The performance was followed by a panel discussion to a packed auditorium chaired by INQUEST Co-Director Deborah Coles alongside Mischa’s mother Karen Niering; Imtiaz Amin, uncle of Zahid Mubarek who was murdered by his racist cellmate in Feltham Young Offender Institution; and journalist Raphael Rowe who served 10 years in prison before his wrongful conviction was overturned ater a long campaign. We were also honoured to have Linton Kwesi Johnson read three of his intensely powerful poems at the discussion’s conclusion, including his 1998 piece “Licence Fi Kill” on the subject of deaths in custody.
INQUEST was delighted to see so many of the families and leading human rights lawyers we have worked with over the years at both the performance and the panel discussion, where the hall heard moving testimony from several of those who have lost loved ones.

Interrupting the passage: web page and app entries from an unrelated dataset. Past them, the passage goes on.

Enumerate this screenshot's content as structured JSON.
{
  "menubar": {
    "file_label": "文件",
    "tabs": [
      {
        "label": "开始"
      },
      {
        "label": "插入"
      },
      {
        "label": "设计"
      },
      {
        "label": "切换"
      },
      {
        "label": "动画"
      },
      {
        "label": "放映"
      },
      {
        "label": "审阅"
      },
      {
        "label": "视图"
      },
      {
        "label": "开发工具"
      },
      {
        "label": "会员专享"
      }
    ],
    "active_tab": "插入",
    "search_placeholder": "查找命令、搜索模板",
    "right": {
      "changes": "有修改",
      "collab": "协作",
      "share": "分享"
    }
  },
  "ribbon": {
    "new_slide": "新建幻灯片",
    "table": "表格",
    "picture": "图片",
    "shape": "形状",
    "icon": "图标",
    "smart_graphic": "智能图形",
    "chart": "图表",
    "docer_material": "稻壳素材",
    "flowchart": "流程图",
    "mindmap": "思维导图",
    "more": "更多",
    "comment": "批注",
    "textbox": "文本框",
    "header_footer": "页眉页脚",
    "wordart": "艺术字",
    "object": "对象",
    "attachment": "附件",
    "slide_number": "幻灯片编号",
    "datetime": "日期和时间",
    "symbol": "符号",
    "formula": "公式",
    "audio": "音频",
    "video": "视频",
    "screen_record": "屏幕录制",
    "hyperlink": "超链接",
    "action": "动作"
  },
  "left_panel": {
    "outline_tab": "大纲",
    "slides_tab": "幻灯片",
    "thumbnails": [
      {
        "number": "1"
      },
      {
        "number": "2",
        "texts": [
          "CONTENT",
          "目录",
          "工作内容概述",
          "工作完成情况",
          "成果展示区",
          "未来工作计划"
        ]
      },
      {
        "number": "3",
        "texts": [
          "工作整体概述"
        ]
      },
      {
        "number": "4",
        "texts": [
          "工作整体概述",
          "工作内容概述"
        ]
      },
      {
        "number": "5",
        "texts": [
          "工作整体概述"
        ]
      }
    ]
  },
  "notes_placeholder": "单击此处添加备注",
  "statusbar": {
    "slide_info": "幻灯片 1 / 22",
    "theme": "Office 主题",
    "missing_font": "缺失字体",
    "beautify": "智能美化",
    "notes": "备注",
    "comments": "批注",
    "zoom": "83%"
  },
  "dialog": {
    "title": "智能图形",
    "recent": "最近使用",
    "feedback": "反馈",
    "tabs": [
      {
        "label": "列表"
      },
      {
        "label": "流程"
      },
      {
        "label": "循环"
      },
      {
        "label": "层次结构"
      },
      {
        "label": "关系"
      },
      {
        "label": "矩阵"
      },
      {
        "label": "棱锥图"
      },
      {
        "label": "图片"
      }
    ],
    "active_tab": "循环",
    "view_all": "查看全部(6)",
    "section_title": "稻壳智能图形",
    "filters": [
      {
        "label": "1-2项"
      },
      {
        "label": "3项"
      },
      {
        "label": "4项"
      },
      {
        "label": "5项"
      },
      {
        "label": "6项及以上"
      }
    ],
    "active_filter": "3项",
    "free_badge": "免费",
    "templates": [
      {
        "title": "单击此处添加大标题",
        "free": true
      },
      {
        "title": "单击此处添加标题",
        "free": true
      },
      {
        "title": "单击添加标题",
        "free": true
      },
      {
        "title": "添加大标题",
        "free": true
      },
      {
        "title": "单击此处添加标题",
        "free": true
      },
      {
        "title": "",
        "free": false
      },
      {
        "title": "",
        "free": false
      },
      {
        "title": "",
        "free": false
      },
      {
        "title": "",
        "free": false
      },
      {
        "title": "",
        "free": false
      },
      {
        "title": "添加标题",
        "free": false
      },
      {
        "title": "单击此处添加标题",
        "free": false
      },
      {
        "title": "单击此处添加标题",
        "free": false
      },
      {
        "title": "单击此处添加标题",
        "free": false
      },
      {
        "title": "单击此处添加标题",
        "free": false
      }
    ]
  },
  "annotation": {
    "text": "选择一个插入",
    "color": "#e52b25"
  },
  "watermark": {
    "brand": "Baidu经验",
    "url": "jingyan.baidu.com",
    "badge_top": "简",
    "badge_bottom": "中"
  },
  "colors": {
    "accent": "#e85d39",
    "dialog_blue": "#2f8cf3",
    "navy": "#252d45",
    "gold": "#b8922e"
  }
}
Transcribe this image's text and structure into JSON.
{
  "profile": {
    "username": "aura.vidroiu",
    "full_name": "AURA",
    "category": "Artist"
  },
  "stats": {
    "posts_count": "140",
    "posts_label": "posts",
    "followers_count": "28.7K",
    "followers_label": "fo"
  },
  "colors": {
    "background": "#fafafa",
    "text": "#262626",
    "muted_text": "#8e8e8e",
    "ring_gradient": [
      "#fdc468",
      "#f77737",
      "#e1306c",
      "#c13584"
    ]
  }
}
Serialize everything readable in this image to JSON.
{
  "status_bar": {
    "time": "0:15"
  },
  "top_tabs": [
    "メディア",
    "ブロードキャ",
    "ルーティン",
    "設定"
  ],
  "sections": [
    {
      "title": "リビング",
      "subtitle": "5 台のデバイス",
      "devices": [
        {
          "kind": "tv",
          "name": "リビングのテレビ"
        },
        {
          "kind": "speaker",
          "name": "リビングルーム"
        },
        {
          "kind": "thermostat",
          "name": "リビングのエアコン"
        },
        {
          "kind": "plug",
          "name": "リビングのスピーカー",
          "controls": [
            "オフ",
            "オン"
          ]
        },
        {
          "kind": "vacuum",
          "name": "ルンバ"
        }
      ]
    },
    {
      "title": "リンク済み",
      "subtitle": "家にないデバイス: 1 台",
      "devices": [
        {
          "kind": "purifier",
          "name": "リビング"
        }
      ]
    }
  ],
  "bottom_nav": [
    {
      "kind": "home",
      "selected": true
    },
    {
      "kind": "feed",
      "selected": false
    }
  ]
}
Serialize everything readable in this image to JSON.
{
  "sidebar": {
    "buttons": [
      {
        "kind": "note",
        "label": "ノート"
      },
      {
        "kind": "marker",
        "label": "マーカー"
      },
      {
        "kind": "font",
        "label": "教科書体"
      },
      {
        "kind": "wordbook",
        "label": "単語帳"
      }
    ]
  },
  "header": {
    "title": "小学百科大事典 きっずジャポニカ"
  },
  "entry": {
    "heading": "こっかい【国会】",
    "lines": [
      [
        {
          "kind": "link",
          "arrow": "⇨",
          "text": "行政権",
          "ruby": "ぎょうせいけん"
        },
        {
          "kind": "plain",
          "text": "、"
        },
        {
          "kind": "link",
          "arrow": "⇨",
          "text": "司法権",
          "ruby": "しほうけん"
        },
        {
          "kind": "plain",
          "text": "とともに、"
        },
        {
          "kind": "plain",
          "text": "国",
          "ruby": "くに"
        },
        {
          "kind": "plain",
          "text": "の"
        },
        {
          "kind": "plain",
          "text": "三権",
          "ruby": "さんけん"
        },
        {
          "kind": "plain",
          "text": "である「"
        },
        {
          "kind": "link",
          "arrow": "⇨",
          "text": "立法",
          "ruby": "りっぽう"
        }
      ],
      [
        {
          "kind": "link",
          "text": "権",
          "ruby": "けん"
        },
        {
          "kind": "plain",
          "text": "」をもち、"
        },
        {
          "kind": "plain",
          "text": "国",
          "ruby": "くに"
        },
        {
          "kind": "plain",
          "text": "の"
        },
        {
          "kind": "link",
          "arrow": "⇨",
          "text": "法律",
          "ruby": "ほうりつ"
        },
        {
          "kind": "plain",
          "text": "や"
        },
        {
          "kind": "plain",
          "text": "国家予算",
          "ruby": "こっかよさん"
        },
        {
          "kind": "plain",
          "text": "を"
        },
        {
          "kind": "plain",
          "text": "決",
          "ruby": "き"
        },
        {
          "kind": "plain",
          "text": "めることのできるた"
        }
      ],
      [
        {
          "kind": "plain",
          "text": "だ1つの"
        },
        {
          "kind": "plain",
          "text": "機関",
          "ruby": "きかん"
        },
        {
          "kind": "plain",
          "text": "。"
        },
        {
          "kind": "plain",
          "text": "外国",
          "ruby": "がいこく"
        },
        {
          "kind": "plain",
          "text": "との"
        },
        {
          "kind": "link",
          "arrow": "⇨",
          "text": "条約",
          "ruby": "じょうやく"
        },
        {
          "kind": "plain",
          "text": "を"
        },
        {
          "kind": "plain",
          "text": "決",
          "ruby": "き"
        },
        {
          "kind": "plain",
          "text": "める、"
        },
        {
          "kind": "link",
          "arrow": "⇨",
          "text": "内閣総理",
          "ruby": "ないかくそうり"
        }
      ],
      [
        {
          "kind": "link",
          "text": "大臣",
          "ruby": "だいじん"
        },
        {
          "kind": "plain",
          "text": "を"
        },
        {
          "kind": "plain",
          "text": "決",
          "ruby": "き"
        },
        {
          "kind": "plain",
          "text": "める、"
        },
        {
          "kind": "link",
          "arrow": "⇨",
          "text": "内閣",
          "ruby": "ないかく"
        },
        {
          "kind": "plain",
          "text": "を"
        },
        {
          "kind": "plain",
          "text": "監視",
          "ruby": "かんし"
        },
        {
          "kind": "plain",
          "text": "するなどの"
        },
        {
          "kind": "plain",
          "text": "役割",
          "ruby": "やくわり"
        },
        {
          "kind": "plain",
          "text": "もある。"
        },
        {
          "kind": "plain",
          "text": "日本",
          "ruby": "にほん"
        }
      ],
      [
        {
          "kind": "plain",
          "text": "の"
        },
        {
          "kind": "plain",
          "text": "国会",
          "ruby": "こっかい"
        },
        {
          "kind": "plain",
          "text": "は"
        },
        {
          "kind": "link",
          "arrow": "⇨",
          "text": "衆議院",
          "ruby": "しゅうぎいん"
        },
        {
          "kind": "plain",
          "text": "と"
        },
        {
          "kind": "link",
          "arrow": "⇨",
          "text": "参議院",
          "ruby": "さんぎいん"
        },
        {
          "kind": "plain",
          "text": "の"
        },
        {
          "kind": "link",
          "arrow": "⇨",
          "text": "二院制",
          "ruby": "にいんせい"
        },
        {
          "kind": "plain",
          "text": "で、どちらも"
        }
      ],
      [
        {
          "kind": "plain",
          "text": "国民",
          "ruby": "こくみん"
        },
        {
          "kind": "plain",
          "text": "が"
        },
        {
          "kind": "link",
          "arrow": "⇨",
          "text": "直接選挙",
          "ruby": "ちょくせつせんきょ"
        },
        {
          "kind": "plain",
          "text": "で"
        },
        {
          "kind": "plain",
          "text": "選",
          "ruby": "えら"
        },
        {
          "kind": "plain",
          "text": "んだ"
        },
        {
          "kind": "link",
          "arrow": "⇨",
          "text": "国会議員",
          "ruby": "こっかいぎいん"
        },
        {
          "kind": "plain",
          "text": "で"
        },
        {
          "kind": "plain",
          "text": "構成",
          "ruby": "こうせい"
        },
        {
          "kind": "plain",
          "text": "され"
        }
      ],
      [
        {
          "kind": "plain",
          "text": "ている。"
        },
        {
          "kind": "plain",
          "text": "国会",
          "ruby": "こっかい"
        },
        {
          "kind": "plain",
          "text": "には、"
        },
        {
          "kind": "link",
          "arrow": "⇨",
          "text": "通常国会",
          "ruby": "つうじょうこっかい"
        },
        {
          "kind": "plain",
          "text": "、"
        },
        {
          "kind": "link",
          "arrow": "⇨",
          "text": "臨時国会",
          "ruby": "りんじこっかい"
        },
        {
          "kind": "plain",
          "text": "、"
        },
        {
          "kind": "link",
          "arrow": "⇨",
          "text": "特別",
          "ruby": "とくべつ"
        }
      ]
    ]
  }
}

Contributors from the floor included Rupert and Sheila Sylvester, parents of Roger Sylvester who died after being restrained by eight police officers in 1999; Gwen Calvert, whose son Paul died in shocking circumstances in Pentonville prison; Kerry Tester, whose son Max died following a fall after being stopped and chased by police officers; Novlette Williams, mother of Dennis Williams, who died in HMP Bedford in 2004.
Linton Kwesi Johnson, Rupert Sylvester, Novlette Williams
As Sarah Wilson, Marketing Manager at Chickenshed said, “the evening was truly inspirational”, while Mischa’s aunt Christine Niering, who is Dance Director for the company, said that she and the cast “were humbled by the entire experience; it was undoubtedly the most important night of the tour”.
INQUEST ‘s staff and volunteers are proud to have collaborated with the cast and company at Chickenshed on a powerfully effective and moving event which communicated the harrowing effects of deaths in custody in a way which made them emotionally immediate .
Martyn Holland, Development Manager at Chickenshed, wrote to INQUEST after the benefit, saying:
From our part it was a genuine privilege to be able to welcome so many
of those who you have helped through the traumatic times that they have
faced. From those who I managed to speak to it seemed they had truly
benefited from seeing the show and being able to come together with so
many like-minded people, many of whom shared similar experiences.
… It is fantastic to use our work in this way, to galvanise and support the movement towards genuine change in society. To my mind that is when art truly works.
Evenings of such stimulation, emotion, passion and compassion are all
Chickenshed is an exceptional theatre company which has been providing pioneering opportunities for young people of all ages and backgrounds to participate in inclusive theatre activities for more than 30 years. It is a unique organisation that exists to open minds and empower individuals by encouraging them to see the creative potential and ability both in themselves and in each other, on and off the stage.
|More about previous performances of As The Mother of a Brown Boy…|
|See a video clip of As the Mother of a Brown Boy… in performance.|
|Watch another video of As the Mother of a Brown Boy… on stage.|
|“It’s not always easy to tell who’s a hero” – article and review in The Guardian|
|“Universally relevant” – The Observer|
|The June 2008 event would not have been possible without the generous sponsorship of Doughty Street Chambers|